3:10pm Saturday 5th July 2014 in News
“WE HAVE many questions to ask.”
Those are the words of the widow of a Hampshire man whose inquest into his death was adjourned after he drank fruit juice laced with cocaine.
Royal Navy veteran Jeromie Lewis died just hours after celebrating his daughter’s third birthday when he was taken ill.
The delivery driver, who lived in Kings Road, Gosport, became ill immediately after unwittingly drinking a Cole Cold Pear-D juice bottle contaminated with a lethal amount of the drug.
Family barrister Fiona Canby spoke at Southamp-ton Coroner’s Court requesting to hear evidence from another witness who was not listed for yesterday’s hearing.
Mrs Canby said: “While Mrs Lewis is anxious that this matter is dealt with as quickly as possible, she wants this to be dealt with properly.
“Mrs Lewis would want Mrs Allen to be called because she has many questions to ask.”
The family of the 33-year-old have questions for Juanette Allen who provided a police statement but was not requested to attend the hearing. Speaking outside the Hulse Road court, Mr Lewis’s widow Jayrusha said: “There are so many answers I want. I want to know what happened.”

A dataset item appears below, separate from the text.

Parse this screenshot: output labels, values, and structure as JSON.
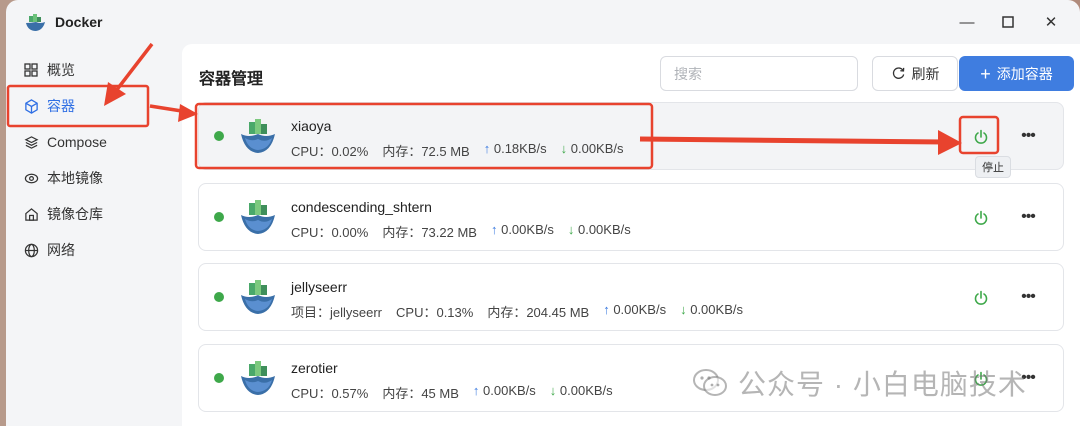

Because of the circumstances surrounding the death, and because it was at a place of work, a jury has also been requested.
Central Hampshire coroner Grahame Short said he would consider both proposals and adjourned the inquest to a later date.
Mr Lewis had been working at his employer’s lock-up garage in Bitterne when he drank the juice on December 5 last year. His death prompted a nationwide appeal to traders from the Food Standards Agency to withdraw the drink, which is produced by Trinidad and Tobago-based firm SM Jaleel, in the Caribbean.
Five people were also arrested after Mr Lewis’s death on suspicion of supplying a class A drug though no further action was taken.
Police investigations led to the arrest of a 33-year-old London man. They also arrested two men, aged 37 and 38, and a 37-year-old woman, all from Southampton, and a 39-year-old London man.
The drugs are thought to have come through Portsmouth and neither Mr Lewis nor his colleagues are thought to be involved with the supply of the drug.